“Randy was a mentor and a friend. I am a better supervisor, and most importantly, a better man for knowing him.”
State Sen. Betty Little (R-Queensbury) said the North Country lost an incredible advocate and a great man.
“Knowing and working with Randy Preston truly has been my privilege,” Little said in a statement. “I enjoyed each and every time we’d catch up and talk about ways we could work together to make life better for our constituents.
“He was a true champion who never stopped fighting. Randy loved Wilmington, he loved the Adirondacks, and he loved public service. We couldn't have asked for more. And, most importantly, he loved his family. We will all miss him dearly.”
North Country Chamber of Commerce President Garry Douglas said Preston was an impressive leader.
“He brought great passion to his advocacy for Wilmington, Essex County and the Adirondacks,” Douglas said.

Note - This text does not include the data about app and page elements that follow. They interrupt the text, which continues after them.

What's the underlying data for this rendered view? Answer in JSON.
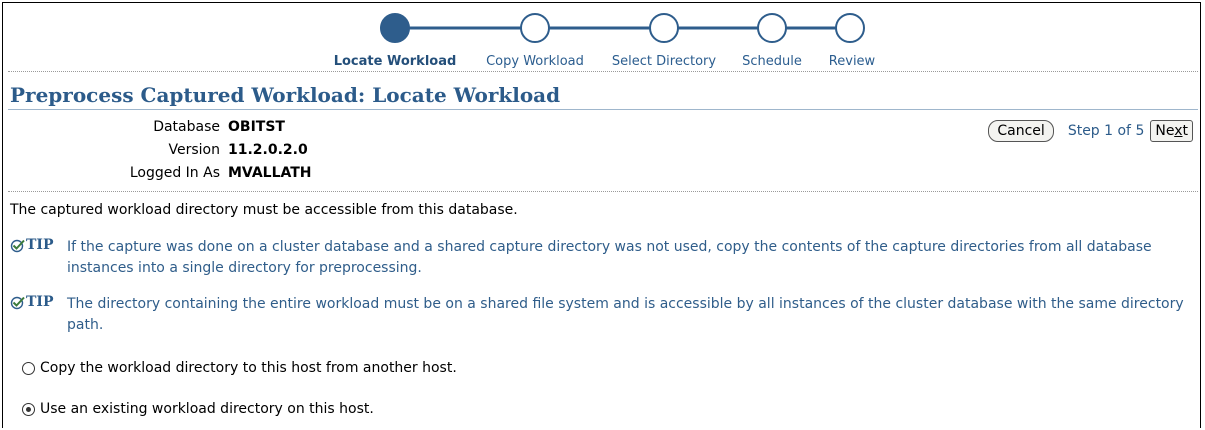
{
  "train": {
    "steps": [
      {
        "label": "Locate Workload",
        "state": "current"
      },
      {
        "label": "Copy Workload",
        "state": "pending"
      },
      {
        "label": "Select Directory",
        "state": "pending"
      },
      {
        "label": "Schedule",
        "state": "pending"
      },
      {
        "label": "Review",
        "state": "pending"
      }
    ],
    "colors": {
      "active": "#2e5d8c",
      "line": "#2e5d8c"
    }
  },
  "page": {
    "title": "Preprocess Captured Workload: Locate Workload"
  },
  "info": {
    "database_label": "Database",
    "database_value": "OBITST",
    "version_label": "Version",
    "version_value": "11.2.0.2.0",
    "logged_label": "Logged In As",
    "logged_value": "MVALLATH"
  },
  "nav": {
    "cancel_label": "Cancel",
    "step_text": "Step 1 of 5",
    "next_first": "Ne",
    "next_underlined": "x",
    "next_rest": "t"
  },
  "content": {
    "description": "The captured workload directory must be accessible from this database.",
    "tip_label": "TIP",
    "tip1": "If the capture was done on a cluster database and a shared capture directory was not used, copy the contents of the capture directories from all database instances into a single directory for preprocessing.",
    "tip2": "The directory containing the entire workload must be on a shared file system and is accessible by all instances of the cluster database with the same directory path.",
    "option_copy": "Copy the workload directory to this host from another host.",
    "option_existing": "Use an existing workload directory on this host.",
    "selected_option": "existing"
  }
}
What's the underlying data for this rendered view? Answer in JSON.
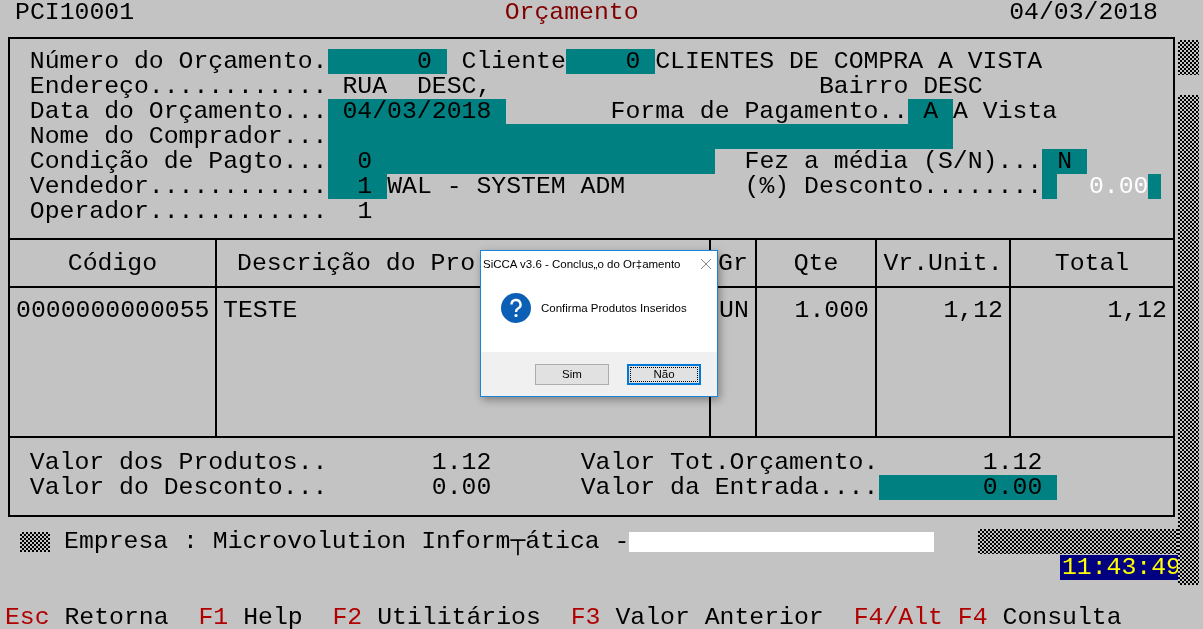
{
  "header": {
    "program_id": "PCI10001",
    "title": "Orçamento",
    "date": "04/03/2018"
  },
  "form_rows": [
    {
      "items": [
        {
          "kind": "label",
          "text": "Número do Orçamento."
        },
        {
          "kind": "field",
          "value": "0"
        },
        {
          "kind": "label",
          "text": "Cliente"
        },
        {
          "kind": "field",
          "value": "0"
        },
        {
          "kind": "text",
          "text": "CLIENTES DE COMPRA A VISTA"
        }
      ]
    },
    {
      "items": [
        {
          "kind": "label",
          "text": "Endereço............"
        },
        {
          "kind": "text",
          "text": "RUA  DESC,"
        },
        {
          "kind": "text",
          "text": "Bairro DESC"
        }
      ]
    },
    {
      "items": [
        {
          "kind": "label",
          "text": "Data do Orçamento..."
        },
        {
          "kind": "field",
          "value": "04/03/2018"
        },
        {
          "kind": "label",
          "text": "Forma de Pagamento.."
        },
        {
          "kind": "field",
          "value": "A"
        },
        {
          "kind": "text",
          "text": "A Vista"
        }
      ]
    },
    {
      "items": [
        {
          "kind": "label",
          "text": "Nome do Comprador..."
        },
        {
          "kind": "field"
        }
      ]
    },
    {
      "items": [
        {
          "kind": "label",
          "text": "Condição de Pagto..."
        },
        {
          "kind": "field",
          "value": "0"
        },
        {
          "kind": "label",
          "text": "Fez a média (S/N)..."
        },
        {
          "kind": "field",
          "value": "N"
        }
      ]
    },
    {
      "items": [
        {
          "kind": "label",
          "text": "Vendedor............"
        },
        {
          "kind": "field",
          "value": "1"
        },
        {
          "kind": "text",
          "text": "WAL - SYSTEM ADM"
        },
        {
          "kind": "label",
          "text": "(%) Desconto........"
        },
        {
          "kind": "input",
          "value": "0.00"
        }
      ]
    },
    {
      "items": [
        {
          "kind": "label",
          "text": "Operador............"
        },
        {
          "kind": "text",
          "text": "1"
        }
      ]
    }
  ],
  "table": {
    "columns": [
      "Código",
      "Descrição do Pro",
      "Gr",
      "Qte",
      "Vr.Unit.",
      "Total"
    ],
    "rows": [
      [
        "0000000000055",
        "TESTE",
        "UN",
        "1.000",
        "1,12",
        "1,12"
      ]
    ]
  },
  "totals": [
    {
      "label": "Valor dos Produtos..",
      "value": "1.12",
      "label2": "Valor Tot.Orçamento.",
      "value2": "1.12",
      "field2": false
    },
    {
      "label": "Valor do Desconto...",
      "value": "0.00",
      "label2": "Valor da Entrada....",
      "value2": "0.00",
      "field2": true
    }
  ],
  "company": "Empresa : Microvolution Inform┬ática -",
  "clock": "11:43:49",
  "function_keys": [
    {
      "key": "Esc",
      "label": "Retorna"
    },
    {
      "key": "F1",
      "label": "Help"
    },
    {
      "key": "F2",
      "label": "Utilitários"
    },
    {
      "key": "F3",
      "label": "Valor Anterior"
    },
    {
      "key": "F4/Alt F4",
      "label": "Consulta"
    }
  ],
  "dialog": {
    "title": "SiCCA v3.6 - Conclus„o do Or‡amento",
    "message": "Confirma Produtos Inseridos",
    "buttons": [
      {
        "label": "Sim",
        "focused": false
      },
      {
        "label": "Não",
        "focused": true
      }
    ]
  }
}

“But that passion was accompanied by an understanding of collaboration and partnership on a regional level that helped to achieve some great advances for his town on his watch, such as the reconstruction of the Whiteface Mountain Memorial Highway and drawing major investments to Whiteface and to Wilmington's community core.”
Assemblyman Dan Stec (R-Queensbury) said he lost a friend when Preston died.
“We’re heartbroken for Michelle and their children,” he said. “It’s a big loss for Essex County and Wilmington.”
He said Preston was genuine in whatever he did.
“He didn’t pull any punches. He was a hard worker, and he was also effective."
When Whiteface Memorial Highway was crumbling, Preston got the state to rebuild it, he said.
“He made a an effort to build relationships with Albany and with the governor,” Stec said. “He told the governor (Andrew Cuomo) that Whiteface Memorial Highway was a disgrace.”
The governor soon directed officials to come up with a plan to rebuild the road.
“Randy put himself in a position where he could say this was needed.”
When Essex County had a crisis of ambulance service, Stec said, Preston got help for the county.
“They recently got $6 million to get the (countywide) system started. The pieces are in place to take ambulance service to where it needs to be. It may take a couple years.
"It started when Randy was chairman. He put a ton of energy into getting it done.”
Preston filed to be on the November general election ballot for re-election as an independent, Essex County Democratic Election Commissioner Sue Montgomery Cory said.
So the members of his designated committee to fill vacancies, Darin Forbes, Michelle Preston and Robert Hockert, will make the decision about who will take his place on the ballot.